▶ _PROVIDED RECORDS_
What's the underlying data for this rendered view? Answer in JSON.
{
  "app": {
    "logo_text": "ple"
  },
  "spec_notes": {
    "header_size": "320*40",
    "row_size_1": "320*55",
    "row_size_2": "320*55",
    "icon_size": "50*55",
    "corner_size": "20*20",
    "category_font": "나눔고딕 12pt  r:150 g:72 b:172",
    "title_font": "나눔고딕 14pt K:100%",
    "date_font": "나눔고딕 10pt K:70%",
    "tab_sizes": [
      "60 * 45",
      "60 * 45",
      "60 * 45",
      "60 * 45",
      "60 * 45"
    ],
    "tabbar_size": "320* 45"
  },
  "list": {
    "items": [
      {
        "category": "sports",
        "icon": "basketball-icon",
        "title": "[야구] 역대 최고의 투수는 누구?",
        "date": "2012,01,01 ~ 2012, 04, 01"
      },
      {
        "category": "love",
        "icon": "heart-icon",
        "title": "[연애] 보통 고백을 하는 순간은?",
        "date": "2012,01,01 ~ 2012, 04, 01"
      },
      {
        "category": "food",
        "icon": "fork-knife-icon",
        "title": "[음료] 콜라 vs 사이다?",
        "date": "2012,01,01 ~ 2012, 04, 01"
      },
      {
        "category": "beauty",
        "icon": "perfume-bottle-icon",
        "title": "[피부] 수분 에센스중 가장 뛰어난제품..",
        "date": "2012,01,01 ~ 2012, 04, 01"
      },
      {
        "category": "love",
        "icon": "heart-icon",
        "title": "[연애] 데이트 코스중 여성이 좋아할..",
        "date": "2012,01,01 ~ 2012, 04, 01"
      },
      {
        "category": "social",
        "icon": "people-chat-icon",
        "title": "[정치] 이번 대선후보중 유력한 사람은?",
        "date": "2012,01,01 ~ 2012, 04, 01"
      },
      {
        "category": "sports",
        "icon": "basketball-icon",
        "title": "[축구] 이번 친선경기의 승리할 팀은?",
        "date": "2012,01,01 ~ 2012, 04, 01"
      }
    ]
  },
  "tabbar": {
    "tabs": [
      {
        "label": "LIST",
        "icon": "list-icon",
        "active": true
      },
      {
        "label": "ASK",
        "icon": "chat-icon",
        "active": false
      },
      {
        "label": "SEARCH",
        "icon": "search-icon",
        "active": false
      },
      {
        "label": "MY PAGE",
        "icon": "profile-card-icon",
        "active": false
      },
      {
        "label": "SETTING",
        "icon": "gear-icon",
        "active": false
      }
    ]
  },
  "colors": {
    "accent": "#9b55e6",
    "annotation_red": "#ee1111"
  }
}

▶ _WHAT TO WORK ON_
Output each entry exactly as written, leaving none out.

▶ _PROBLEM SOLUTION_
What's the underlying data for this rendered view? Answer in JSON.
{
  "app": {
    "logo_text": "ple"
  },
  "spec_notes": {
    "header_size": "320*40",
    "row_size_1": "320*55",
    "row_size_2": "320*55",
    "icon_size": "50*55",
    "corner_size": "20*20",
    "category_font": "나눔고딕 12pt  r:150 g:72 b:172",
    "title_font": "나눔고딕 14pt K:100%",
    "date_font": "나눔고딕 10pt K:70%",
    "tab_sizes": [
      "60 * 45",
      "60 * 45",
      "60 * 45",
      "60 * 45",
      "60 * 45"
    ],
    "tabbar_size": "320* 45"
  },
  "list": {
    "items": [
      {
        "category": "sports",
        "icon": "basketball-icon",
        "title": "[야구] 역대 최고의 투수는 누구?",
        "date": "2012,01,01 ~ 2012, 04, 01"
      },
      {
        "category": "love",
        "icon": "heart-icon",
        "title": "[연애] 보통 고백을 하는 순간은?",
        "date": "2012,01,01 ~ 2012, 04, 01"
      },
      {
        "category": "food",
        "icon": "fork-knife-icon",
        "title": "[음료] 콜라 vs 사이다?",
        "date": "2012,01,01 ~ 2012, 04, 01"
      },
      {
        "category": "beauty",
        "icon": "perfume-bottle-icon",
        "title": "[피부] 수분 에센스중 가장 뛰어난제품..",
        "date": "2012,01,01 ~ 2012, 04, 01"
      },
      {
        "category": "love",
        "icon": "heart-icon",
        "title": "[연애] 데이트 코스중 여성이 좋아할..",
        "date": "2012,01,01 ~ 2012, 04, 01"
      },
      {
        "category": "social",
        "icon": "people-chat-icon",
        "title": "[정치] 이번 대선후보중 유력한 사람은?",
        "date": "2012,01,01 ~ 2012, 04, 01"
      },
      {
        "category": "sports",
        "icon": "basketball-icon",
        "title": "[축구] 이번 친선경기의 승리할 팀은?",
        "date": "2012,01,01 ~ 2012, 04, 01"
      }
    ]
  },
  "tabbar": {
    "tabs": [
      {
        "label": "LIST",
        "icon": "list-icon",
        "active": true
      },
      {
        "label": "ASK",
        "icon": "chat-icon",
        "active": false
      },
      {
        "label": "SEARCH",
        "icon": "search-icon",
        "active": false
      },
      {
        "label": "MY PAGE",
        "icon": "profile-card-icon",
        "active": false
      },
      {
        "label": "SETTING",
        "icon": "gear-icon",
        "active": false
      }
    ]
  },
  "colors": {
    "accent": "#9b55e6",
    "annotation_red": "#ee1111"
  }
}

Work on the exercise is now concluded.